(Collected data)
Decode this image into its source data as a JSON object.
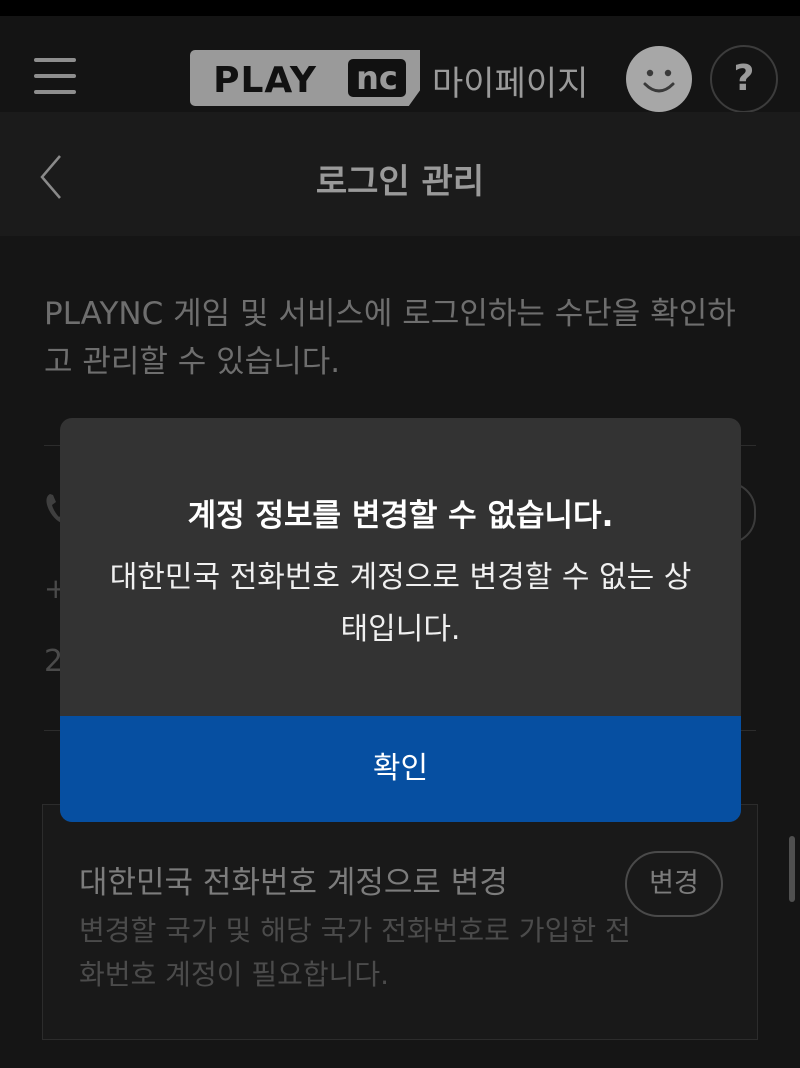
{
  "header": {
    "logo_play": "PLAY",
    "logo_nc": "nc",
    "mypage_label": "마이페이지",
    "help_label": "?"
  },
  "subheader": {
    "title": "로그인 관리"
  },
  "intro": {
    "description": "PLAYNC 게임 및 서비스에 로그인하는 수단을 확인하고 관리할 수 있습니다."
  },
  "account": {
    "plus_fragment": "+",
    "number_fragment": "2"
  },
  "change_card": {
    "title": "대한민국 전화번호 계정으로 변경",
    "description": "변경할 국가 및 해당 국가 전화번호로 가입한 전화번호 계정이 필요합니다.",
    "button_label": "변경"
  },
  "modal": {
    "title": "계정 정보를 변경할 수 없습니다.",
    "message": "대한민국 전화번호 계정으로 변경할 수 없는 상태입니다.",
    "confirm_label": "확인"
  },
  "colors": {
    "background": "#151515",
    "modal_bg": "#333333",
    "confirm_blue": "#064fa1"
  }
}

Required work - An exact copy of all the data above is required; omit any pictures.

Result of the task -
Decode this image into its source data as a JSON object.
{
  "header": {
    "logo_play": "PLAY",
    "logo_nc": "nc",
    "mypage_label": "마이페이지",
    "help_label": "?"
  },
  "subheader": {
    "title": "로그인 관리"
  },
  "intro": {
    "description": "PLAYNC 게임 및 서비스에 로그인하는 수단을 확인하고 관리할 수 있습니다."
  },
  "account": {
    "plus_fragment": "+",
    "number_fragment": "2"
  },
  "change_card": {
    "title": "대한민국 전화번호 계정으로 변경",
    "description": "변경할 국가 및 해당 국가 전화번호로 가입한 전화번호 계정이 필요합니다.",
    "button_label": "변경"
  },
  "modal": {
    "title": "계정 정보를 변경할 수 없습니다.",
    "message": "대한민국 전화번호 계정으로 변경할 수 없는 상태입니다.",
    "confirm_label": "확인"
  },
  "colors": {
    "background": "#151515",
    "modal_bg": "#333333",
    "confirm_blue": "#064fa1"
  }
}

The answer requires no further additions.